When she landed, “everything slowed down and I couldn’t feel my legs or my toes move,” Snyder told PEOPLE. “I felt like I was sitting in warm water from the waist down. I knew right then that was something was definitely wrong.” She still laments not wearing a seatbelt on the day of crash, noting that she’d still have the use of her legs if she did.

Doctors told Snyder she’d never walk again, let alone ride, but she has found a way to return to competition. She eventually outfitted her saddle with a junk yard seat added a nylon strap across her left side to keep her centered atop her horse, and put Velcro strips on her pants to secure her legs.

Seven years later, she is now back at the top of the barrel racing circuit and recently won $10,000 in Las Vegas’ All In Barrel Race.

“It took a lot of work, but I’ve earned my professional card and now I can compete with the best girls out there,” said Snyder. “Getting back on a horse again has taught me that anything is possible and not to give up. Now I’m determined to walk again. To me, it’s not a matter of ‘if’ but ‘when.’ ”

These days, Snyder works as a riding coach at Mount Pleasant’s Wasatch Academy. She has become a popular motivational speaker and regularly documents her successes and setbacks on Facebook.

“Watching her progress from when she had everything taken away from her to now has been a ride that I’m honored to have witnessed — she’s my hero,” says another friend, Emmy Peterson, 25. “I can’t wait to see what she does next.”

But for all of Snyder’s triumphs, there is still one thing left on her list.

“I’m going to walk again,” she says. “I’m saving money to have stem cell surgery done on my back, so you never know.

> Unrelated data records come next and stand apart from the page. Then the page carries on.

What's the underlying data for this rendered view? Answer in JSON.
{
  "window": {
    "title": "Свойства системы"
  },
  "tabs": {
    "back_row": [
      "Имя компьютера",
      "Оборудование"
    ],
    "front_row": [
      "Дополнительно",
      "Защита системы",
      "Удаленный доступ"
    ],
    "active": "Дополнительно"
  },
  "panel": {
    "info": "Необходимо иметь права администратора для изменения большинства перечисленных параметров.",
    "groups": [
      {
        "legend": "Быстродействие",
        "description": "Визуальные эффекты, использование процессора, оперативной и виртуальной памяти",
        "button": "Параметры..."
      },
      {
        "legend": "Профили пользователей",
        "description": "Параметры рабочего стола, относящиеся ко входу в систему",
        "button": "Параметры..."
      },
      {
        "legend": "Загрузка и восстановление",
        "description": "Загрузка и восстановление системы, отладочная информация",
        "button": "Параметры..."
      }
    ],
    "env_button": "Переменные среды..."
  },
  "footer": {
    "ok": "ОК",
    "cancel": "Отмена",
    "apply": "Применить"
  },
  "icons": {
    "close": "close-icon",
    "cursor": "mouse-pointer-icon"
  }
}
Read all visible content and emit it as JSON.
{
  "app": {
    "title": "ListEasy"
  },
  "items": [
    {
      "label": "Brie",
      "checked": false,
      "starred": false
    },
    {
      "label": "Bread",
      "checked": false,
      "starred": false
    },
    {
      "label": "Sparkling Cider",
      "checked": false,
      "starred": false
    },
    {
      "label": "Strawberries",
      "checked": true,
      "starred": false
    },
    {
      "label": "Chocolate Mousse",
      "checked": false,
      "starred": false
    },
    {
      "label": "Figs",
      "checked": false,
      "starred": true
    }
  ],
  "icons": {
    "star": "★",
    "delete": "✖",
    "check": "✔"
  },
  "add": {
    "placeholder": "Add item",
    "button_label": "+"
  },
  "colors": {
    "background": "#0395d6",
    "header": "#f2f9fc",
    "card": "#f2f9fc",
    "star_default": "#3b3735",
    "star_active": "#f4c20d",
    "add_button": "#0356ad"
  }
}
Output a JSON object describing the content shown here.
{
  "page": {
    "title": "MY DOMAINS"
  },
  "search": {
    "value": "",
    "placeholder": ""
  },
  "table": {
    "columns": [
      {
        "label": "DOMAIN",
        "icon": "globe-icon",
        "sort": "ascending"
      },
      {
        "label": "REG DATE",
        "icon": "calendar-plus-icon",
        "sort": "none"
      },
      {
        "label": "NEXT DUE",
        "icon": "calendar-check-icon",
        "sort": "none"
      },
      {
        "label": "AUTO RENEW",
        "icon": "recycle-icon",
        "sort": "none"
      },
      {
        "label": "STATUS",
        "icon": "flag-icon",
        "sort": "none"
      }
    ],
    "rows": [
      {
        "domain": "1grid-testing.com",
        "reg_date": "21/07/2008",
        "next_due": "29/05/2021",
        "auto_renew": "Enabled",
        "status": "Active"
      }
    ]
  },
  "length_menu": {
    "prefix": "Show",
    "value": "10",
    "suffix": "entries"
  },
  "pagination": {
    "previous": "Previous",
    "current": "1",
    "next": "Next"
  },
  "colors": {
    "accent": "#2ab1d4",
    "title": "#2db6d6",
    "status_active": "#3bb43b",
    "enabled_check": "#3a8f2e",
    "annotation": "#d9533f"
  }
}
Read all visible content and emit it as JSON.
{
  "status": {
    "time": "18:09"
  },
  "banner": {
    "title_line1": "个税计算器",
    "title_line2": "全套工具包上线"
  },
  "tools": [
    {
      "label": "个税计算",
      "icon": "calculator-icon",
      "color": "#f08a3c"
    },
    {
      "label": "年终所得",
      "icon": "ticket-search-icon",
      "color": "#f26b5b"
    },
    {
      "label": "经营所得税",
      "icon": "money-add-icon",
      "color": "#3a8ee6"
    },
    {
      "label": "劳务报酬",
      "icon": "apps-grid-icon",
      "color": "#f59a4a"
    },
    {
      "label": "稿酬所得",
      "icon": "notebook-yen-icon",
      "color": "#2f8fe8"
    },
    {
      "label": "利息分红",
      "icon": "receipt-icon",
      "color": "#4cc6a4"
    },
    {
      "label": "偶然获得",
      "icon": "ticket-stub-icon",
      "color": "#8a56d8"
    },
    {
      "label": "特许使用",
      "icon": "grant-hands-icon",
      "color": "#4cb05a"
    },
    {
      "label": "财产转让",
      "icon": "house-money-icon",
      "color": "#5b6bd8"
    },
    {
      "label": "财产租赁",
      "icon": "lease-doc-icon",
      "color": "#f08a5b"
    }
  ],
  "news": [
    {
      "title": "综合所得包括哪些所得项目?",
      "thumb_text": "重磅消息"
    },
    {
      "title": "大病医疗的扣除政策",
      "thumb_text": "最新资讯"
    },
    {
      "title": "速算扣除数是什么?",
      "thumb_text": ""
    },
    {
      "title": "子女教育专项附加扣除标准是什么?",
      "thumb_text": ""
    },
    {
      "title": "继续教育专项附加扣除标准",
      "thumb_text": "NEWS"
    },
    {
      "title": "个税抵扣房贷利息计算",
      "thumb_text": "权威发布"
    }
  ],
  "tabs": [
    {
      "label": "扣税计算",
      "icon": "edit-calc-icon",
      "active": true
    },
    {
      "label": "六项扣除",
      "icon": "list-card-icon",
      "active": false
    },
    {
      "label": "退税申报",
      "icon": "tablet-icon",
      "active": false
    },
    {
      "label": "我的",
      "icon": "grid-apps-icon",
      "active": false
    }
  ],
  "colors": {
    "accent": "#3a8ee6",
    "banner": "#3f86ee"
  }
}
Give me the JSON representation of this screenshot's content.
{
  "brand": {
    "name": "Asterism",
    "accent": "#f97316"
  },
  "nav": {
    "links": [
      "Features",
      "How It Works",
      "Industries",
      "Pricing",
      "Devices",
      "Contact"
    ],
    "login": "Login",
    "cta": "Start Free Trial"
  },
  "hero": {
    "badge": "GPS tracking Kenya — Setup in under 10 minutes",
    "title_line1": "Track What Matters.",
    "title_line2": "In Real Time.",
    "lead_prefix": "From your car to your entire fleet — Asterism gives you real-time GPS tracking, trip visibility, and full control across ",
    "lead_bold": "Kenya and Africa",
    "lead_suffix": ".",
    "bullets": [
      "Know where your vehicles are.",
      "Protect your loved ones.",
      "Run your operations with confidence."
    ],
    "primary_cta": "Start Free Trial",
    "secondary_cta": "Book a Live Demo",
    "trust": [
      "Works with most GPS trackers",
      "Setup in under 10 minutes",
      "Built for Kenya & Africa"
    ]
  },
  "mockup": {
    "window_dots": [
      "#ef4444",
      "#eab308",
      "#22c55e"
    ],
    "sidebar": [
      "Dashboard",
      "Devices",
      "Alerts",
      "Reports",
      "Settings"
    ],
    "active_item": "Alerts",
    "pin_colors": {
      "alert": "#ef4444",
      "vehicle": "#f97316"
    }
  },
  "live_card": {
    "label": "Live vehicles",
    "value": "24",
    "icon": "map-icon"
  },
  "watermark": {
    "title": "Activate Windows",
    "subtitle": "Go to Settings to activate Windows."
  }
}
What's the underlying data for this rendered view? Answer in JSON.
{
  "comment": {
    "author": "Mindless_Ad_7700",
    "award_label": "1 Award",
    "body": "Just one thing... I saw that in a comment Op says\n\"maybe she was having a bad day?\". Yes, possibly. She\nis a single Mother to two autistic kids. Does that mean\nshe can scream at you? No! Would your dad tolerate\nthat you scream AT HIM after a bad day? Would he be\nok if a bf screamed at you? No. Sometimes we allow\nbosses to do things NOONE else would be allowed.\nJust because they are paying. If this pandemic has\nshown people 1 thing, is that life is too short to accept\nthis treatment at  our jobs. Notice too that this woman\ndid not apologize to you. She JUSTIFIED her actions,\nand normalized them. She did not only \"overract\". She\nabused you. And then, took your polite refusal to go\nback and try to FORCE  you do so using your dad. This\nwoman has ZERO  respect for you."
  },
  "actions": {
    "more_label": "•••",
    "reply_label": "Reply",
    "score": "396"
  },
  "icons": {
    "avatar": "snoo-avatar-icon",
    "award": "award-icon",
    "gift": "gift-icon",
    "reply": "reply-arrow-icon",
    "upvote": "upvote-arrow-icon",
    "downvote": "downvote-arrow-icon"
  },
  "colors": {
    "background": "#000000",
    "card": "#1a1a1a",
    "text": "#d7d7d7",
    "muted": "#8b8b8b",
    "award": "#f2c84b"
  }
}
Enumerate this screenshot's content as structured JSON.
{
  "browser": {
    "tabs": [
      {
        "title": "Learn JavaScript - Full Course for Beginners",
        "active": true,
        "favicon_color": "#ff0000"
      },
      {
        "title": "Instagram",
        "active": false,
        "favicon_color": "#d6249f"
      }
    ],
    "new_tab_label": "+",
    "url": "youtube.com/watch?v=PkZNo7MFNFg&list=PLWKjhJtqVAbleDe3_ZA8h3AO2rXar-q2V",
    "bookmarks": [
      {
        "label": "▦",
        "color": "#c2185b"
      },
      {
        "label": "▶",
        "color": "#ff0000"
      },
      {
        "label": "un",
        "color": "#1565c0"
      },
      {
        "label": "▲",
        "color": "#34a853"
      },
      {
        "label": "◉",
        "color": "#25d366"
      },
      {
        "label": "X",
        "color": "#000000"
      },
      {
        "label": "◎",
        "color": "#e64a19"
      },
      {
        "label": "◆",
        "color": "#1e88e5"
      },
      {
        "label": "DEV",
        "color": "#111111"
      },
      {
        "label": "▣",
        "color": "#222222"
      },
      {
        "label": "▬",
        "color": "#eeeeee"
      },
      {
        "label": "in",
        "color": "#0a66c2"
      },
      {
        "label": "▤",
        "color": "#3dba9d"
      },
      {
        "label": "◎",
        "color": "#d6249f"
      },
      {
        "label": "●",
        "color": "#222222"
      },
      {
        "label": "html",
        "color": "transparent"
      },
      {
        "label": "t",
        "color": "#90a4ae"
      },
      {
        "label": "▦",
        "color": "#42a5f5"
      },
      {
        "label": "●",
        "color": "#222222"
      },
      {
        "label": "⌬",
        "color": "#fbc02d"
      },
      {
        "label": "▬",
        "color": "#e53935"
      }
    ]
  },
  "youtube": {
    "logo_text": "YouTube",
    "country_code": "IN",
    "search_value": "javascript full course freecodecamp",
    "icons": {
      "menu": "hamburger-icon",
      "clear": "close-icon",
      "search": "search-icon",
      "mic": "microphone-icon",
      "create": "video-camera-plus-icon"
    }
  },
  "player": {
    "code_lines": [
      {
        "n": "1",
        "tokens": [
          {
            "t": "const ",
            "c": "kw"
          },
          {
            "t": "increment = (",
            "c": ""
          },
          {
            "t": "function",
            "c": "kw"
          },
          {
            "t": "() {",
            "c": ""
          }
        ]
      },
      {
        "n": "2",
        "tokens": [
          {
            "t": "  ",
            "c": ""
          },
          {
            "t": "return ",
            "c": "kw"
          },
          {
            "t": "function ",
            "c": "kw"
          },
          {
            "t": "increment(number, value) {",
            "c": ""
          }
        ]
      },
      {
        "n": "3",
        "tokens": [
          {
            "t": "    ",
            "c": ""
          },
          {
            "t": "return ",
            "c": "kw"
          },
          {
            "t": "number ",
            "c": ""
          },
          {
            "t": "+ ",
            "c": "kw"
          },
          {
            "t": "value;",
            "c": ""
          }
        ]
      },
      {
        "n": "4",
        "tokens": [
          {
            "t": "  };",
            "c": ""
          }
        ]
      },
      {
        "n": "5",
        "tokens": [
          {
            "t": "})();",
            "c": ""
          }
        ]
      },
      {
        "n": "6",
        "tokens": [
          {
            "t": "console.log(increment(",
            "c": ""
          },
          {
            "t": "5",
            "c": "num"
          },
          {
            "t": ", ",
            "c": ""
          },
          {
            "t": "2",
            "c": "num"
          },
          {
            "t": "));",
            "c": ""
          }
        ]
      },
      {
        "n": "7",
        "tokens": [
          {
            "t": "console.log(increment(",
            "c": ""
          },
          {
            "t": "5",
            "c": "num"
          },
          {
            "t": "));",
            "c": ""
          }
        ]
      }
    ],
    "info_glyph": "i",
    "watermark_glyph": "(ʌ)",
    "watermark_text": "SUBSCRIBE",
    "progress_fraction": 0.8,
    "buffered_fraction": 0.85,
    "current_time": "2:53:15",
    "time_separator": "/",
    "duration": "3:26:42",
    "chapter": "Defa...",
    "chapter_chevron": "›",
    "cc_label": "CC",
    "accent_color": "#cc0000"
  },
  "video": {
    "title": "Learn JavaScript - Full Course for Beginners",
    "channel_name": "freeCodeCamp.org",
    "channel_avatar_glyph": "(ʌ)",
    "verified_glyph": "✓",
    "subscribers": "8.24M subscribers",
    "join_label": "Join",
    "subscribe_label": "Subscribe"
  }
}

And until that day comes, you’ll see me every chance I get in the arena, riding on a horse, going as fast as I possibly can.”